Babyz  - Box

Ages Everyone

Well - the little tykes are adorable. It takes a while scrounging around to start feeling comfortable with your adopted baby - a little like a new parent without a copy of Dr. Spock's guide for new parents. Essentially, there is no manual and you learn what to do by the contextual suggestions provided at the bottom prompt line - which is not a bad way to go about it.

The virtual life techniques creates a baby that will learn to respond to your attention. Feed it something green in a bowl and it will fling spoonfuls at the kitchen cabinet. Bathe it and it will be entranced by the bubbles. Pick it up and rock it and it will start falling asleep. Put toys in front of it and it will play with them. Neglect it and it will start to cry but it will stop if you give it a bottle or change it's diaper (no - it's not smelly and all the parts that might offend or interest someone are discretely hidden). You can also teach your baby to speak using the microphone included in the package. But if you feel a little bit strange repeating Ma Ma to a computer screen - you might try the other Mindscape game - Creatures which doesn't expect you to talk to them.

You can have up to three babyz, but let me tell you - besides slowing down the program, it's like having triplets, and although you can park them with Grandma - it's a handful. It's a suprisingly attractive pastime. The designers went to the effort to make the babyz sound and move realistically and everyone knows how irresistible babyz can be. Babyz can hang around your computer for a long time. I neglected mine - left them alone for weeks but to this day they are still very much alive.

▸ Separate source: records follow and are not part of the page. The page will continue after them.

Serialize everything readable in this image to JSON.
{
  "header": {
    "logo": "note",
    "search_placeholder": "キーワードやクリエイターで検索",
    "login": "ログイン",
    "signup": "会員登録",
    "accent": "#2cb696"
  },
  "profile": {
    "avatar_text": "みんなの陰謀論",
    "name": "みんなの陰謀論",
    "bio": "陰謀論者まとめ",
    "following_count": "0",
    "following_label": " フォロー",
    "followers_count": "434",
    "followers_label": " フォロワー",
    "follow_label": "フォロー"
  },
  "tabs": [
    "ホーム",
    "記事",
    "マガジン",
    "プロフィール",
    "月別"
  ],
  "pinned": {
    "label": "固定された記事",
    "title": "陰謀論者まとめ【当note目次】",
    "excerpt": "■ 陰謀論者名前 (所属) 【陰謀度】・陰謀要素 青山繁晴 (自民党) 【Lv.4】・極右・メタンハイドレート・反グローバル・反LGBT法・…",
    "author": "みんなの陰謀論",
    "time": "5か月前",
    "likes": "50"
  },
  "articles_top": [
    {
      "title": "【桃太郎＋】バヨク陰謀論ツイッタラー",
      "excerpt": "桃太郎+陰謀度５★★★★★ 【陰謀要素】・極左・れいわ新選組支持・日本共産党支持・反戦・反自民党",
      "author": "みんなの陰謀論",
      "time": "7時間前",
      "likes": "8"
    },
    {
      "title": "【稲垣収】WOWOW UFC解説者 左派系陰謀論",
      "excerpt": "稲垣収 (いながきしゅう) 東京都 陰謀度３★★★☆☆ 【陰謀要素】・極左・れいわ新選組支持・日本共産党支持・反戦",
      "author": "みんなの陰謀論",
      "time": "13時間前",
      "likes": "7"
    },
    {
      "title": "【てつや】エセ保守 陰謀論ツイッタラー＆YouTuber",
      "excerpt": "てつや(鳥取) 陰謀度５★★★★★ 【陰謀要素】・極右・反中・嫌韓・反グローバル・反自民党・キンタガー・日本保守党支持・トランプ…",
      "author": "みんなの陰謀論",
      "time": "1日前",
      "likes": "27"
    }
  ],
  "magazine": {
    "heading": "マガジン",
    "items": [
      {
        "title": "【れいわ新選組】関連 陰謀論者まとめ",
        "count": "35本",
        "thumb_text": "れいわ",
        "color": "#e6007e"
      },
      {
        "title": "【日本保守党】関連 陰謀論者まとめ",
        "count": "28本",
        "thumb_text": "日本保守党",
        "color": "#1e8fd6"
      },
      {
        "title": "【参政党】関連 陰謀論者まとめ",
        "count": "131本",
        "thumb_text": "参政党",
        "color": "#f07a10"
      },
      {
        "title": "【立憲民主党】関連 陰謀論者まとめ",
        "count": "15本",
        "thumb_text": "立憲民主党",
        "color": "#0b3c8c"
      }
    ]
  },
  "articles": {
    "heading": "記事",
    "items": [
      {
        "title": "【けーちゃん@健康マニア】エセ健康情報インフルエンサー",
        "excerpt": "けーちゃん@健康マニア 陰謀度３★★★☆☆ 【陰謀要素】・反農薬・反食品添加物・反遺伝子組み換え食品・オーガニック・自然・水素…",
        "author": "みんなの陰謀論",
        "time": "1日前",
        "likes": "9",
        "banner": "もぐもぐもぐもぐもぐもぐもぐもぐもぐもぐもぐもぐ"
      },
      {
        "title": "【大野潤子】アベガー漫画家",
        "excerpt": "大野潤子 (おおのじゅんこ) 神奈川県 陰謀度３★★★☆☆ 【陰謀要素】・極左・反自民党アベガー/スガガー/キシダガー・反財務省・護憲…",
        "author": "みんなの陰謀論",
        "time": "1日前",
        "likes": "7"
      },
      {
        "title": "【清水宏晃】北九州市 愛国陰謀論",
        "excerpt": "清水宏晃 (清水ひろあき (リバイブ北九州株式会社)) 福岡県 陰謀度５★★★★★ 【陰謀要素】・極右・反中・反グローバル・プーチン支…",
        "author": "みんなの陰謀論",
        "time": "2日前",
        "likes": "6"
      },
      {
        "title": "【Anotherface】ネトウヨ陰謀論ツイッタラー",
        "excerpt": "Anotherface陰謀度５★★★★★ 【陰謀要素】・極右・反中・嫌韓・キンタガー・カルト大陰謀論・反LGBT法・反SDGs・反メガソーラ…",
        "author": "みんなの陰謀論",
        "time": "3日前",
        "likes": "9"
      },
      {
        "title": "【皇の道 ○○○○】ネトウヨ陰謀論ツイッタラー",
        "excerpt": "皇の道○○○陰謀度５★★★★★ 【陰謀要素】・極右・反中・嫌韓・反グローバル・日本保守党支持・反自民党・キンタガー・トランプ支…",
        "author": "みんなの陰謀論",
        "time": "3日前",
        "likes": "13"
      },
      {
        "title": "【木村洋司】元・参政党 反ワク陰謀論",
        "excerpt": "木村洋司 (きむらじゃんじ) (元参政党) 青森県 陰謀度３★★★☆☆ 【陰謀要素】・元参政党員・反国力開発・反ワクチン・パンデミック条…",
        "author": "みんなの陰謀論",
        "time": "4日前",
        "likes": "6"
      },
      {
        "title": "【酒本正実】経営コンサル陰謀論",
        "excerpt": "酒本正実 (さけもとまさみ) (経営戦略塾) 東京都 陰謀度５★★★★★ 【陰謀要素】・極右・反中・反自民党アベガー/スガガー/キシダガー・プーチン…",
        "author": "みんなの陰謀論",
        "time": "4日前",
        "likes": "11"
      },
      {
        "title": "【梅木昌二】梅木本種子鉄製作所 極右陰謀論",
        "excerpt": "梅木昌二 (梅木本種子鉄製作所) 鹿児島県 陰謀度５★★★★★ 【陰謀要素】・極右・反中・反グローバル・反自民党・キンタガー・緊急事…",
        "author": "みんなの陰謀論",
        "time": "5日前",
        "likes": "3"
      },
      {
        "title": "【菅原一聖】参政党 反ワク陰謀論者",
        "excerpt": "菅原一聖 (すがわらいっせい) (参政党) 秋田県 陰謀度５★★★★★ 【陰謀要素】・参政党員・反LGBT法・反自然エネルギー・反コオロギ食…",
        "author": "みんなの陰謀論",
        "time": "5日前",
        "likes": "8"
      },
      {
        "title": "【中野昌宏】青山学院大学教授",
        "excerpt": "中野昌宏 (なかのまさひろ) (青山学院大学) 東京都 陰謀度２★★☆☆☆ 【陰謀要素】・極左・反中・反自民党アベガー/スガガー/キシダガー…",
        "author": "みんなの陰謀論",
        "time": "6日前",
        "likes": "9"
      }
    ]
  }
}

Genevieve 3/00

  • Babyz
  • © Mindscape/Mattel 1999 $19.95
  • Windows 95/98